Wall Street started the year with a tear, with tech giants pulling the S&P 500 and Nasdaq lower on Apple's downgrade and reinflated Treasury yield. While 2023 saw stellar gains on hopes of rate cuts, investors turned cautious as they awaited key data to confirm the anticipated easing cycle. Sectors like healthcare and energy bucked the trend, highlighting a market seeking diversification after consecutive unrelenting gains.

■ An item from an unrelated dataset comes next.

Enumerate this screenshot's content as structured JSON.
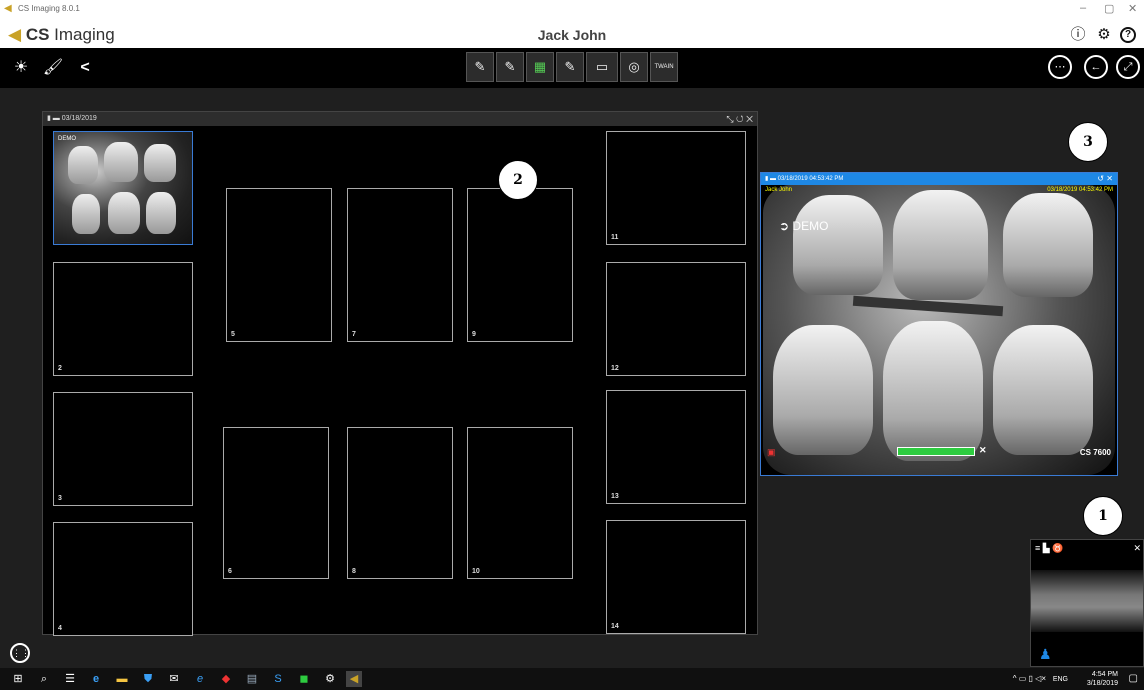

Gold inched higher on Wednesday while a stronger dollar capped gains as investors awaited minutes from the Fed's December meeting for clues. Lower rates, seen as increasingly probable after easing inflation and the Fed's softening stance, would bolster non-yielding gold by reducing its holding cost. However, the precious metal could face headwinds from a firmer dollar and geopolitical tensions in the Middle East.


Crude continued weakening even on geopolitical anxieties and economic headwinds. Although Red Sea tensions and potential OPEC intervention offered slight comfort, a rebounding dollar and doubts over early US rate cuts left prices hanging on a supply glut.


Asian currencies slumped Wednesday as the dollar firmed, weak Chinese data, Japanese earthquake, and a cautious risk appetite after Wall Street's sour start to the year. The greenback found further support from elevated U.S. Treasury yields and anticipation of Federal Reserve minutes that could reduce hopes for early rate cuts. Broader risk aversion saw the Australian and New Zealand dollars retreat, while the euro and sterling tumbled to multi-month lows.